“In the batting drills — which was a waste of time for me — I was standing around the batting cage, and (general manager) Jim Campbell was sitting there in the front row. I walked in and said, ‘I want to make a deal with you,’” Leulich said. More money to make the seventh game of the world championship – that’s the kind of guy he was.

“I told him my dad and my uncle are here and they don’t have a flight to Detroit until Sunday. He said, ‘What?’ I said, ‘I’m going to win this game for you today if you let them get back on the team plane.'” Guess what? My dad and uncle went home on the plane. Team plane.

improbable scenario

Lolich was also the winner of Game 5 and the star of the hit when the Tigers stared at elimination. The Cardinals took a 3-2 lead in the seventh inning, and with one and no one out, Lulich was allowed to hit. He was not a good hitter as he would average 0.110 and 362 hits in 821 at-bats. But the Detroit team, unlike the rest of the Tigers, was shaky.

Lelich singled out Nelson Brillis, fueling a three-round run to win the match 5-3 and the Tigers never looked back. They were never late again in the series.

Wainwright laughed when this was presented to him.

“I have always told you that shooters are the best athletes on the field,” he said.

“I was surprised that he hit me,” Lulich said. “I was there in the circle on the deck and I saw Gates Brown, our #1 hitter, move into the dugout, get his racket and helmet, I thought I would be called again.

“When I was out in front, I looked back and (manager) May Smith was signaling me to go up to the board. So I went, ‘Really?’ After I threw the first ball at me, I looked at the dugout again and waved for me to stay in the hitter box. I got a base hit. Of him. Mayo was a great manager. He really knew what he was doing. I figured: Why not?

“Swing at something that flies near you.”

But Leulich faced the Brils in Game 2 in St. Louis and he had arrived. It was the only time in his 17-season career that he had major success on home soil.

I didn’t try to hit. He said. “A lot of people wondered why I was such a bad hitter. I said it was done on purpose. It was my job to be a bowler, and that’s what I paid for.

“When I hit the ball and run to first base, I would skip the bag. I wouldn’t even touch the bag. I could hurt my knee or ankle. If I’m out of play, I don’t care.

“Even while running at home, I skipped the bag and had our first base coach, Wali Musa, call me back to touch it.”

Wainwright, who has 10 home runs, has always enjoyed hitting more than Lolich. But after two bad starts, he wants to have more fun, too.

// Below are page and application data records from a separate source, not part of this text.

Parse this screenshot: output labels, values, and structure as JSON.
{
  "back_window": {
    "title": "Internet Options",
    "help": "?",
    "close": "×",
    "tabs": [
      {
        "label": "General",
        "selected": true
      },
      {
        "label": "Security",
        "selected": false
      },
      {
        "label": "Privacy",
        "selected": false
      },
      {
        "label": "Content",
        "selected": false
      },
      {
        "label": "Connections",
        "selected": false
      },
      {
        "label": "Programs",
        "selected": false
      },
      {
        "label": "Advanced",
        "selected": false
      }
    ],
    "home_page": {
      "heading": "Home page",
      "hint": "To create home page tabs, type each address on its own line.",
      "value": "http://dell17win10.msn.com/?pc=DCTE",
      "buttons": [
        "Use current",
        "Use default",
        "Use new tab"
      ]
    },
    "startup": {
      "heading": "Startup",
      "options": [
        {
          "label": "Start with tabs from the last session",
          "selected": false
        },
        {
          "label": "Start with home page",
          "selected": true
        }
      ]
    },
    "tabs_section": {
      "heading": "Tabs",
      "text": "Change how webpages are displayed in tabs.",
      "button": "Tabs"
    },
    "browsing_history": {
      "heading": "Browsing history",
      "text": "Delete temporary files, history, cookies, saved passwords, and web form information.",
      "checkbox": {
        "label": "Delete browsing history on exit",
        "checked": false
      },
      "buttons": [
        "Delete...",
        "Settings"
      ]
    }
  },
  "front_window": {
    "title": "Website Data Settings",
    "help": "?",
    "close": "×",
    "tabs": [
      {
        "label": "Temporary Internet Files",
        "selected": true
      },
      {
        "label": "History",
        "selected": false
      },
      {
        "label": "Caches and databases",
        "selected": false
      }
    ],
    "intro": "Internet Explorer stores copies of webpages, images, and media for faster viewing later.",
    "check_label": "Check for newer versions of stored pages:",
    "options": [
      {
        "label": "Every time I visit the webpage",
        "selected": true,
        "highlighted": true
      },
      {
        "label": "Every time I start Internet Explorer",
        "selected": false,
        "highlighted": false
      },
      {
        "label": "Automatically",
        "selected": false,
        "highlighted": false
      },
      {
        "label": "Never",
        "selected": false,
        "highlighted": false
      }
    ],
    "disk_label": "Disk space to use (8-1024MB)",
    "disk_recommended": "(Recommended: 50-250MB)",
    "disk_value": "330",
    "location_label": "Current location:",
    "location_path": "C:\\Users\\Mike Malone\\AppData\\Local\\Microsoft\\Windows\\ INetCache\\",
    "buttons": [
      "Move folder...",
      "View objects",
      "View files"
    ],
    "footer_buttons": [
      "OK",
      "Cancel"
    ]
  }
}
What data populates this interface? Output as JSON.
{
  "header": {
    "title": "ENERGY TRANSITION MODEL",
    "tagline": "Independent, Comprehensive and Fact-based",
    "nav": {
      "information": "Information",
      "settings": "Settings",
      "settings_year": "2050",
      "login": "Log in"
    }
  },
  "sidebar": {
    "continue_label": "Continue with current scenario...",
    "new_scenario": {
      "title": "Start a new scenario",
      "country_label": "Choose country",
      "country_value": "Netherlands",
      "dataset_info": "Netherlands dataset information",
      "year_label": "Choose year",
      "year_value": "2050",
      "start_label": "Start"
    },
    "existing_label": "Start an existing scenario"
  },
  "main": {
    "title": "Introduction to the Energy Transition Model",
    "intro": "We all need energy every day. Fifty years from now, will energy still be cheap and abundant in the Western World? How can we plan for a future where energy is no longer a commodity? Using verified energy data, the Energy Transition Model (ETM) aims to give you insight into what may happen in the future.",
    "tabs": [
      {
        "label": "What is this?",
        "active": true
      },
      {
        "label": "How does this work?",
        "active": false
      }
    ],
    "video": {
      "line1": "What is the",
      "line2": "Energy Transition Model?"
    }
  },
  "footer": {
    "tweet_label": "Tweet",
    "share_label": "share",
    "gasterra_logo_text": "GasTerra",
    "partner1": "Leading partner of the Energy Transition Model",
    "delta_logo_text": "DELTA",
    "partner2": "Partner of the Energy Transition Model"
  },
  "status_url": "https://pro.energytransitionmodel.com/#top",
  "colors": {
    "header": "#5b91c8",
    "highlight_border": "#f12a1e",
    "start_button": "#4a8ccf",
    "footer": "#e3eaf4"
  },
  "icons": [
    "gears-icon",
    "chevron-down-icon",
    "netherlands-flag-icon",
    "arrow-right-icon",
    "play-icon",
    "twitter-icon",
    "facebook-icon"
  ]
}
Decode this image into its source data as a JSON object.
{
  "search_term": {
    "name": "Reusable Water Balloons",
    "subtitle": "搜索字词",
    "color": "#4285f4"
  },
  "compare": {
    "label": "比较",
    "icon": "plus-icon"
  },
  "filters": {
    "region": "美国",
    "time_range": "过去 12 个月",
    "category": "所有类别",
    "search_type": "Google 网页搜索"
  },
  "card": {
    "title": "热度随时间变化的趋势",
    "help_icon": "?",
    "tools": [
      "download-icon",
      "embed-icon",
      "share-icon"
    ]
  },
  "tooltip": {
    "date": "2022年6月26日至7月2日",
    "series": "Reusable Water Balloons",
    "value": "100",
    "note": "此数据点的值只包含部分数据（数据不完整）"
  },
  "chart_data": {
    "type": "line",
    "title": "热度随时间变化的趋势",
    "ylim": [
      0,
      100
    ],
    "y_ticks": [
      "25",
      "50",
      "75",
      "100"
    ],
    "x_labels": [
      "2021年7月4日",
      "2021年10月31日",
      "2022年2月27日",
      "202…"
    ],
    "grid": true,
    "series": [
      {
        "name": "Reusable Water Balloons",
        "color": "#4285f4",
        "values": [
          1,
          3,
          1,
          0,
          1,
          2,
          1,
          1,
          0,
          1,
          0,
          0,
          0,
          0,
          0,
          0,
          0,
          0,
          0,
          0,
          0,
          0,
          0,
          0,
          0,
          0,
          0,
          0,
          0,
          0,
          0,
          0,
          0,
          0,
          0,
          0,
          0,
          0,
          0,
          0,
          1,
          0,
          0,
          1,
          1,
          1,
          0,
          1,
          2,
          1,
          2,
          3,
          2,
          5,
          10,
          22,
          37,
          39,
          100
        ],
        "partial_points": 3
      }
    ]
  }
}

“I always like to put on a good show, especially on special days,” he said. “Not only do I want to play well, I want to be able to. The way I’ve had the last two times hasn’t really allowed me to be in the right positions to throw the pitches I need to.”

So after all these years, Wainwright and Molina as cardinals finally get to beat Mickey Lulich.

But that doesn’t make October 1968 go very far.

“I have this,” Lulich said.

Final match tickets will be on sale

Tickets for potential Cardinals in the National League and Wild Card Series will go on sale at 2 p.m. Friday.

Tickets for the three potential NL wild games and the three potential Division Series games, starting at $20, will be available at cardinals.com And by phone at 314-345-9000. All tickets will be delivered digitally via the MLB Ballpark app. Busch Stadium sales will begin at 10 a.m. Monday.

If the Cardinals win the NL Central title and, as it seems most likely, finish third as the best-record among the three first-division winners, they will host all games in a top three wild card series from October 7. 9.